About this exercise:
For each entry below, write an exact copy and leave out the images.

Provided records:
•••

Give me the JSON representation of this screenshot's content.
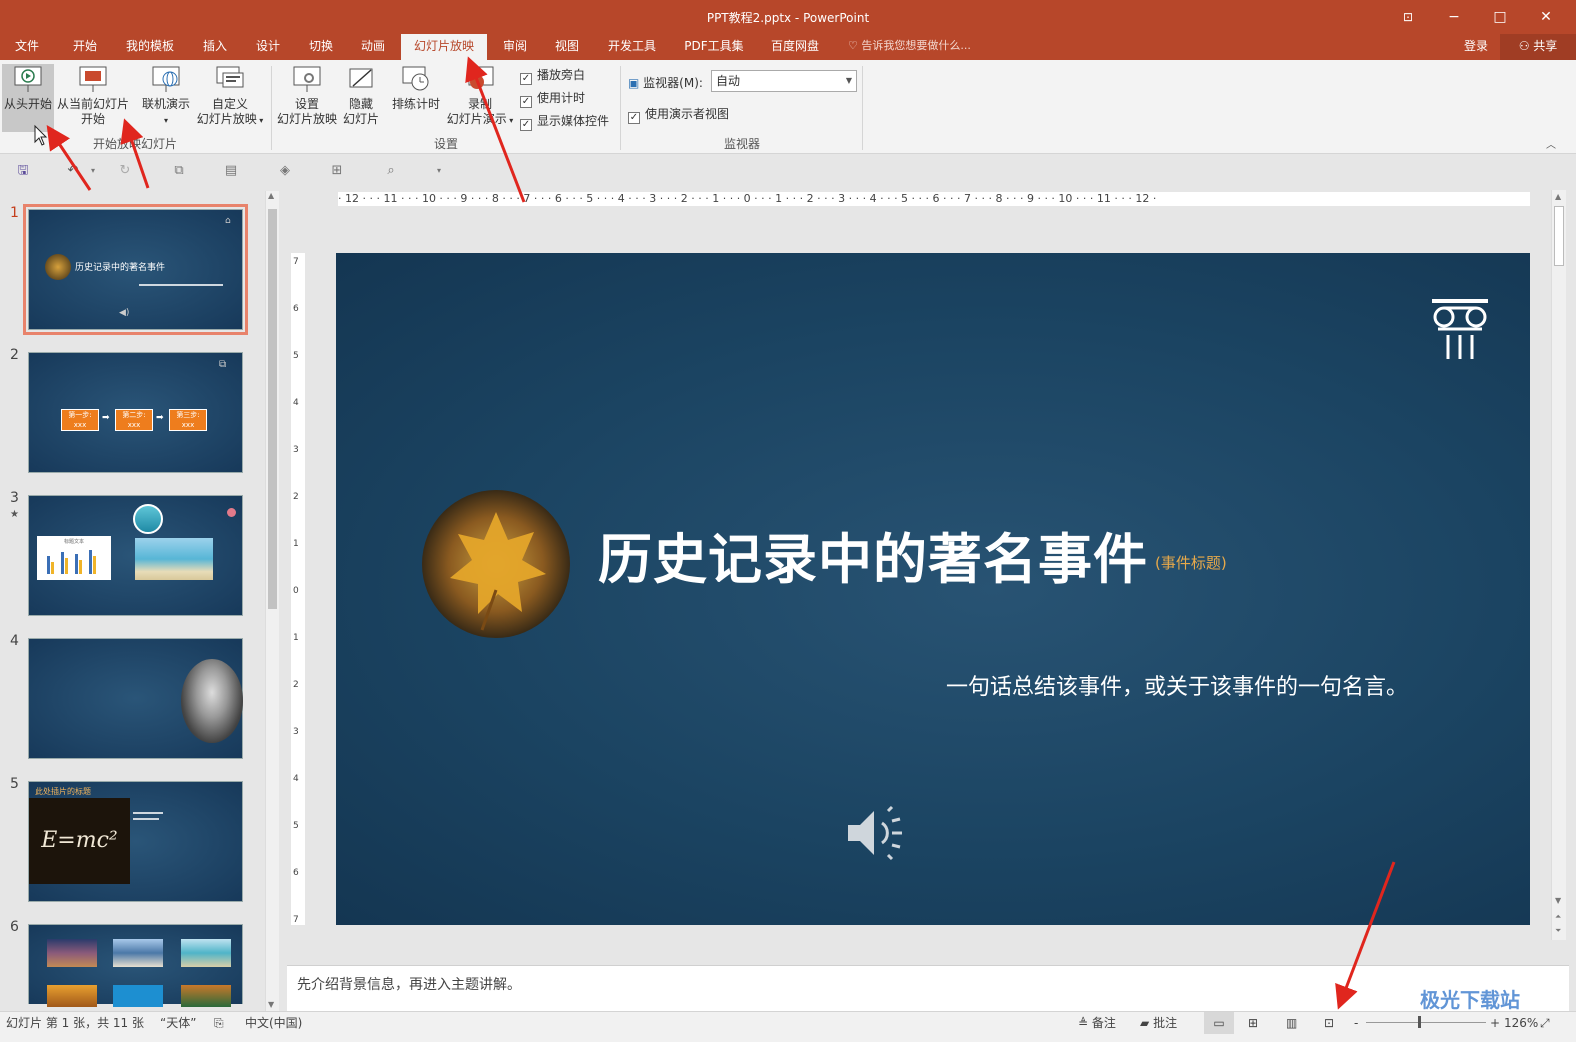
{
  "window": {
    "title": "PPT教程2.pptx - PowerPoint"
  },
  "tabs": [
    "文件",
    "开始",
    "我的模板",
    "插入",
    "设计",
    "切换",
    "动画",
    "幻灯片放映",
    "审阅",
    "视图",
    "开发工具",
    "PDF工具集",
    "百度网盘"
  ],
  "active_tab": "幻灯片放映",
  "tell_me": "告诉我您想要做什么...",
  "account": {
    "login": "登录",
    "share": "共享"
  },
  "ribbon": {
    "from_beginning": "从头开始",
    "from_current_l1": "从当前幻灯片",
    "from_current_l2": "开始",
    "online_present": "联机演示",
    "custom_show_l1": "自定义",
    "custom_show_l2": "幻灯片放映",
    "group_start": "开始放映幻灯片",
    "setup_l1": "设置",
    "setup_l2": "幻灯片放映",
    "hide_l1": "隐藏",
    "hide_l2": "幻灯片",
    "rehearse": "排练计时",
    "record_l1": "录制",
    "record_l2": "幻灯片演示",
    "chk_narration": "播放旁白",
    "chk_timings": "使用计时",
    "chk_media": "显示媒体控件",
    "group_setup": "设置",
    "monitor_label": "监视器(M):",
    "monitor_value": "自动",
    "presenter_view": "使用演示者视图",
    "group_monitors": "监视器"
  },
  "ruler_h": "· 12 · · · 11 · · · 10 · · · 9 · · · 8 · · · 7 · · · 6 · · · 5 · · · 4 · · · 3 · · · 2 · · · 1 · · · 0 · · · 1 · · · 2 · · · 3 · · · 4 · · · 5 · · · 6 · · · 7 · · · 8 · · · 9 · · · 10 · · · 11 · · · 12 ·",
  "slides": [
    {
      "num": "1",
      "title": "历史记录中的著名事件",
      "tag": "(事件标题)",
      "sub": "一句话总结该事件，或关于该事件的一句名言。"
    },
    {
      "num": "2",
      "steps": [
        "第一步:",
        "第二步:",
        "第三步:"
      ],
      "step_sub": "xxx"
    },
    {
      "num": "3",
      "chart_title": "标题文本"
    },
    {
      "num": "4"
    },
    {
      "num": "5",
      "title": "此处插片的标题",
      "formula": "E=mc²"
    },
    {
      "num": "6"
    }
  ],
  "notes": "先介绍背景信息，再进入主题讲解。",
  "status": {
    "slide_info": "幻灯片 第 1 张，共 11 张",
    "theme": "“天体”",
    "language": "中文(中国)",
    "notes_btn": "备注",
    "comments_btn": "批注",
    "zoom_minus": "-",
    "zoom_plus": "+",
    "zoom": "126%"
  },
  "watermark": "极光下载站"
}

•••

Response to the exercise:
Give me the JSON representation of this screenshot's content.
{
  "window": {
    "title": "PPT教程2.pptx - PowerPoint"
  },
  "tabs": [
    "文件",
    "开始",
    "我的模板",
    "插入",
    "设计",
    "切换",
    "动画",
    "幻灯片放映",
    "审阅",
    "视图",
    "开发工具",
    "PDF工具集",
    "百度网盘"
  ],
  "active_tab": "幻灯片放映",
  "tell_me": "告诉我您想要做什么...",
  "account": {
    "login": "登录",
    "share": "共享"
  },
  "ribbon": {
    "from_beginning": "从头开始",
    "from_current_l1": "从当前幻灯片",
    "from_current_l2": "开始",
    "online_present": "联机演示",
    "custom_show_l1": "自定义",
    "custom_show_l2": "幻灯片放映",
    "group_start": "开始放映幻灯片",
    "setup_l1": "设置",
    "setup_l2": "幻灯片放映",
    "hide_l1": "隐藏",
    "hide_l2": "幻灯片",
    "rehearse": "排练计时",
    "record_l1": "录制",
    "record_l2": "幻灯片演示",
    "chk_narration": "播放旁白",
    "chk_timings": "使用计时",
    "chk_media": "显示媒体控件",
    "group_setup": "设置",
    "monitor_label": "监视器(M):",
    "monitor_value": "自动",
    "presenter_view": "使用演示者视图",
    "group_monitors": "监视器"
  },
  "ruler_h": "· 12 · · · 11 · · · 10 · · · 9 · · · 8 · · · 7 · · · 6 · · · 5 · · · 4 · · · 3 · · · 2 · · · 1 · · · 0 · · · 1 · · · 2 · · · 3 · · · 4 · · · 5 · · · 6 · · · 7 · · · 8 · · · 9 · · · 10 · · · 11 · · · 12 ·",
  "slides": [
    {
      "num": "1",
      "title": "历史记录中的著名事件",
      "tag": "(事件标题)",
      "sub": "一句话总结该事件，或关于该事件的一句名言。"
    },
    {
      "num": "2",
      "steps": [
        "第一步:",
        "第二步:",
        "第三步:"
      ],
      "step_sub": "xxx"
    },
    {
      "num": "3",
      "chart_title": "标题文本"
    },
    {
      "num": "4"
    },
    {
      "num": "5",
      "title": "此处插片的标题",
      "formula": "E=mc²"
    },
    {
      "num": "6"
    }
  ],
  "notes": "先介绍背景信息，再进入主题讲解。",
  "status": {
    "slide_info": "幻灯片 第 1 张，共 11 张",
    "theme": "“天体”",
    "language": "中文(中国)",
    "notes_btn": "备注",
    "comments_btn": "批注",
    "zoom_minus": "-",
    "zoom_plus": "+",
    "zoom": "126%"
  },
  "watermark": "极光下载站"
}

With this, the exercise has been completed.